In my last article, we outlined the traditional reasons why people use welded pipe in applications, explained some of the difference between pipe and tubing, and briefly discussed tubing as it relates to safe installation and system operation. This week we will compare the cost of welded pipe versus tube systems.
When comparing welded pipe systems to tubing systems, it is important to develop a total installed costs for each option, including materials, labor, expendables, safety, environmental and other costs.
The cost of materials tube fittings and tubing are significantly higher than pipe fittings and pipe, especially in larger sizes. Comparing the bills-of-material for pipe and tube systems is not a simple one-to-one comparison. By bending tubing, the number of fittings to build a system can be significantly reduced. Tube benders can bend both small and large tubing to precise angles, eliminating the need route systems to the constraints of standard fitting angles. Not only does this affect the number of fittings, bending can also reduce the amount of tubing used to build the system.
Material costs are offset through a reduction in labor hours, lower hourly labor costs, reductions in the number of fittings, and lower set up and site costs. Making tube fitting connections takes much less time than welding. Considering additional labor required for welding for fire watch, welder assistants, scaffloding and equipment setup. In addition, because are easy to installed, lower-paid unskilled laborers can be trained make leak-tight connections. Welders often recieve 50% higher hourly rate than other labor. Considering all of these factors using tube fittings can reduce labor costs by more than 75%.
In addition to the hourly wages for the welders, there are significant expenses incurred in establishing a weld site, preparing pipe and fitting for welding, maintaining safety and quality assurance. Some examples are:
- Obtaining fire permit for hot work
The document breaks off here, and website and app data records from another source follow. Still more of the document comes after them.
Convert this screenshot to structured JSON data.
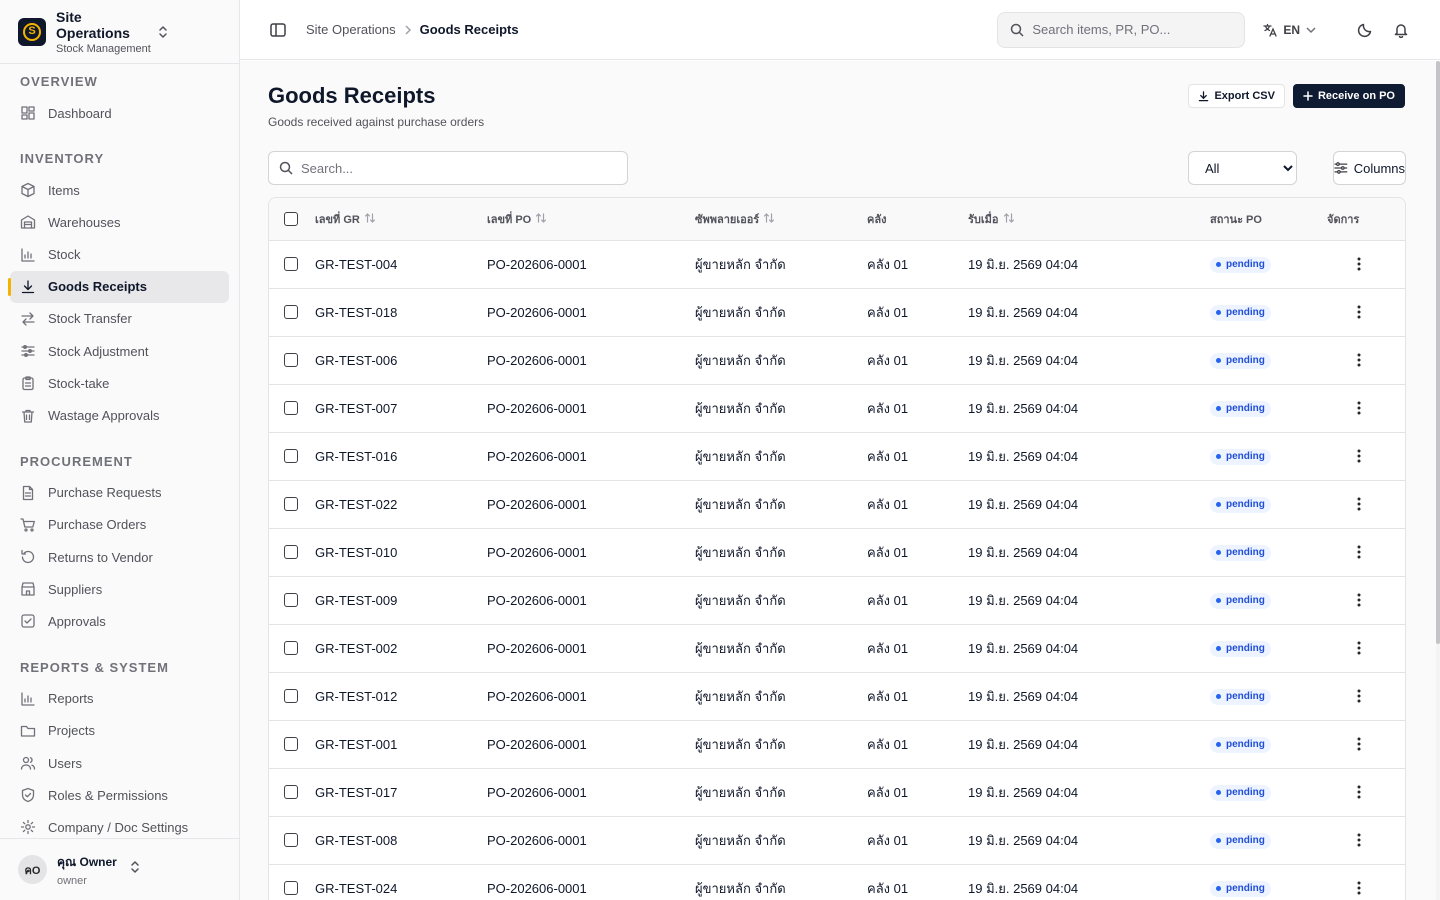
{
  "app": {
    "name": "Site Operations",
    "subtitle": "Stock Management"
  },
  "sidebar": {
    "sections": [
      {
        "title": "OVERVIEW",
        "items": [
          {
            "label": "Dashboard",
            "icon": "dashboard-icon"
          }
        ]
      },
      {
        "title": "INVENTORY",
        "items": [
          {
            "label": "Items",
            "icon": "box-icon"
          },
          {
            "label": "Warehouses",
            "icon": "warehouse-icon"
          },
          {
            "label": "Stock",
            "icon": "bar-chart-icon"
          },
          {
            "label": "Goods Receipts",
            "icon": "download-icon",
            "active": true
          },
          {
            "label": "Stock Transfer",
            "icon": "transfer-icon"
          },
          {
            "label": "Stock Adjustment",
            "icon": "sliders-icon"
          },
          {
            "label": "Stock-take",
            "icon": "clipboard-icon"
          },
          {
            "label": "Wastage Approvals",
            "icon": "trash-icon"
          }
        ]
      },
      {
        "title": "PROCUREMENT",
        "items": [
          {
            "label": "Purchase Requests",
            "icon": "file-icon"
          },
          {
            "label": "Purchase Orders",
            "icon": "cart-icon"
          },
          {
            "label": "Returns to Vendor",
            "icon": "rotate-icon"
          },
          {
            "label": "Suppliers",
            "icon": "store-icon"
          },
          {
            "label": "Approvals",
            "icon": "check-square-icon"
          }
        ]
      },
      {
        "title": "REPORTS & SYSTEM",
        "items": [
          {
            "label": "Reports",
            "icon": "bar-chart-icon"
          },
          {
            "label": "Projects",
            "icon": "folder-icon"
          },
          {
            "label": "Users",
            "icon": "users-icon"
          },
          {
            "label": "Roles & Permissions",
            "icon": "shield-icon"
          },
          {
            "label": "Company / Doc Settings",
            "icon": "gear-icon"
          }
        ]
      }
    ]
  },
  "user": {
    "initials": "คO",
    "name": "คุณ Owner",
    "role": "owner"
  },
  "topbar": {
    "breadcrumb_parent": "Site Operations",
    "breadcrumb_current": "Goods Receipts",
    "search_placeholder": "Search items, PR, PO...",
    "language": "EN"
  },
  "page": {
    "title": "Goods Receipts",
    "subtitle": "Goods received against purchase orders",
    "export_label": "Export CSV",
    "receive_label": "Receive on PO",
    "search_placeholder": "Search...",
    "filter_value": "All",
    "columns_label": "Columns"
  },
  "table": {
    "headers": {
      "gr": "เลขที่ GR",
      "po": "เลขที่ PO",
      "supplier": "ซัพพลายเออร์",
      "warehouse": "คลัง",
      "received": "รับเมื่อ",
      "status": "สถานะ PO",
      "actions": "จัดการ"
    },
    "rows": [
      {
        "gr": "GR-TEST-004",
        "po": "PO-202606-0001",
        "supplier": "ผู้ขายหลัก จำกัด",
        "warehouse": "คลัง 01",
        "received": "19 มิ.ย. 2569 04:04",
        "status": "pending"
      },
      {
        "gr": "GR-TEST-018",
        "po": "PO-202606-0001",
        "supplier": "ผู้ขายหลัก จำกัด",
        "warehouse": "คลัง 01",
        "received": "19 มิ.ย. 2569 04:04",
        "status": "pending"
      },
      {
        "gr": "GR-TEST-006",
        "po": "PO-202606-0001",
        "supplier": "ผู้ขายหลัก จำกัด",
        "warehouse": "คลัง 01",
        "received": "19 มิ.ย. 2569 04:04",
        "status": "pending"
      },
      {
        "gr": "GR-TEST-007",
        "po": "PO-202606-0001",
        "supplier": "ผู้ขายหลัก จำกัด",
        "warehouse": "คลัง 01",
        "received": "19 มิ.ย. 2569 04:04",
        "status": "pending"
      },
      {
        "gr": "GR-TEST-016",
        "po": "PO-202606-0001",
        "supplier": "ผู้ขายหลัก จำกัด",
        "warehouse": "คลัง 01",
        "received": "19 มิ.ย. 2569 04:04",
        "status": "pending"
      },
      {
        "gr": "GR-TEST-022",
        "po": "PO-202606-0001",
        "supplier": "ผู้ขายหลัก จำกัด",
        "warehouse": "คลัง 01",
        "received": "19 มิ.ย. 2569 04:04",
        "status": "pending"
      },
      {
        "gr": "GR-TEST-010",
        "po": "PO-202606-0001",
        "supplier": "ผู้ขายหลัก จำกัด",
        "warehouse": "คลัง 01",
        "received": "19 มิ.ย. 2569 04:04",
        "status": "pending"
      },
      {
        "gr": "GR-TEST-009",
        "po": "PO-202606-0001",
        "supplier": "ผู้ขายหลัก จำกัด",
        "warehouse": "คลัง 01",
        "received": "19 มิ.ย. 2569 04:04",
        "status": "pending"
      },
      {
        "gr": "GR-TEST-002",
        "po": "PO-202606-0001",
        "supplier": "ผู้ขายหลัก จำกัด",
        "warehouse": "คลัง 01",
        "received": "19 มิ.ย. 2569 04:04",
        "status": "pending"
      },
      {
        "gr": "GR-TEST-012",
        "po": "PO-202606-0001",
        "supplier": "ผู้ขายหลัก จำกัด",
        "warehouse": "คลัง 01",
        "received": "19 มิ.ย. 2569 04:04",
        "status": "pending"
      },
      {
        "gr": "GR-TEST-001",
        "po": "PO-202606-0001",
        "supplier": "ผู้ขายหลัก จำกัด",
        "warehouse": "คลัง 01",
        "received": "19 มิ.ย. 2569 04:04",
        "status": "pending"
      },
      {
        "gr": "GR-TEST-017",
        "po": "PO-202606-0001",
        "supplier": "ผู้ขายหลัก จำกัด",
        "warehouse": "คลัง 01",
        "received": "19 มิ.ย. 2569 04:04",
        "status": "pending"
      },
      {
        "gr": "GR-TEST-008",
        "po": "PO-202606-0001",
        "supplier": "ผู้ขายหลัก จำกัด",
        "warehouse": "คลัง 01",
        "received": "19 มิ.ย. 2569 04:04",
        "status": "pending"
      },
      {
        "gr": "GR-TEST-024",
        "po": "PO-202606-0001",
        "supplier": "ผู้ขายหลัก จำกัด",
        "warehouse": "คลัง 01",
        "received": "19 มิ.ย. 2569 04:04",
        "status": "pending"
      }
    ]
  },
  "colors": {
    "brand_dark": "#0f172a",
    "brand_accent": "#f5b301",
    "primary_button": "#0f1b33",
    "status_pending": "#2563eb"
  }
}
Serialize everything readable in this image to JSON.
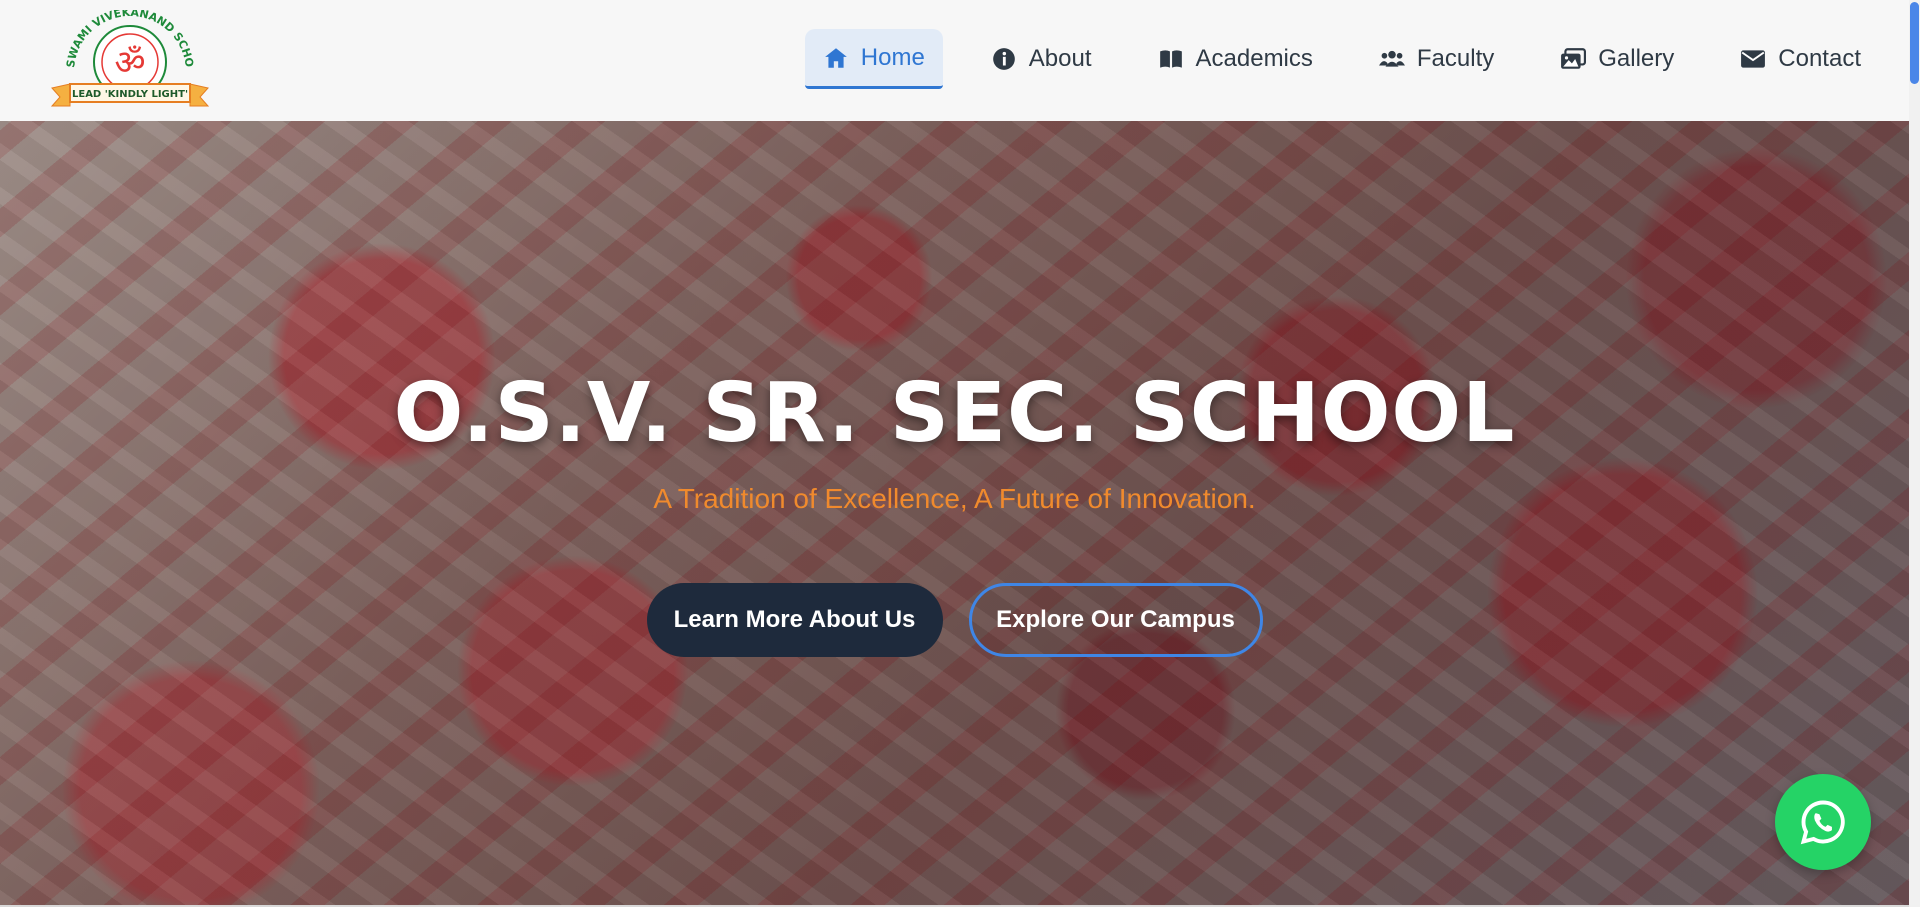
{
  "header": {
    "logo": {
      "arc_text": "SWAMI VIVEKANAND SCHOOL",
      "ribbon_text": "LEAD 'KINDLY LIGHT'",
      "symbol": "ॐ"
    },
    "nav": [
      {
        "label": "Home",
        "icon": "home-icon",
        "active": true
      },
      {
        "label": "About",
        "icon": "info-icon",
        "active": false
      },
      {
        "label": "Academics",
        "icon": "book-icon",
        "active": false
      },
      {
        "label": "Faculty",
        "icon": "users-icon",
        "active": false
      },
      {
        "label": "Gallery",
        "icon": "images-icon",
        "active": false
      },
      {
        "label": "Contact",
        "icon": "envelope-icon",
        "active": false
      }
    ]
  },
  "hero": {
    "title": "O.S.V. SR. SEC. SCHOOL",
    "subtitle": "A Tradition of Excellence, A Future of Innovation.",
    "buttons": {
      "primary": "Learn More About Us",
      "secondary": "Explore Our Campus"
    }
  },
  "floating": {
    "icon": "whatsapp-icon"
  },
  "colors": {
    "accent": "#2f76d2",
    "subtitle": "#f08a2d",
    "primary_button": "#1e2a3c",
    "whatsapp": "#25d366"
  }
}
- Erecting scaffolding and provide ventilation
- “Sniffing” area, gas free, and weather protect
- Blanking flanges and nozzles
- Establishing fire watch
- Building fire box or tarps
- Draining, flushing, and drying lines
- Supply Weld consumables (purge gas and filler rod)
- Inspecting welds using weld X-ray or other non-destructive testing (NDT)
- Reworking damaged or misaligned spools
- Performing system soak, flush, or passivation
- Disposing HAZMAT materials
- Maintaining and monitoring flanges for leakage
Lost Revenue and the Welder Shortage
One of the things that keeps managers awake at night is delays are project delays. In many areas of the world and even in the United States, finding qualified welders can be challenging. The problem is so widespread, even Jay Leno has been talking about the shortage. The shortage can lead to production and project delays that cost thousand and even millions in lost revenue. Everybody knows that it take months to train a welder and years to gain the experience to make reliable welds in a wide range of situations. It only takes a few hours to train laborers to make leak-tight connections. This makes it easy to scale-up capablity as needed to meet deadlines.
Reducing Maintenance Costs
Tube systems can reduce maintenance costs. Tube fitting are remakable. They can be disassemble and reassemble many times. This makes tube system modifications and maintenance much easier than welded pipe systems. Cost savings have allow systems to use tubing and fittings to replace carbon steel with stainless steel fittings and tubing. Using stainless steel fittings and tubing can also reduce corrosion and improve system cleanliness.
Switching from welded systems to systems using tube fitting and tubing can reduce both system installation and maintenance costs, improve installation safety.
As usual, we welcome your comments and suggestions.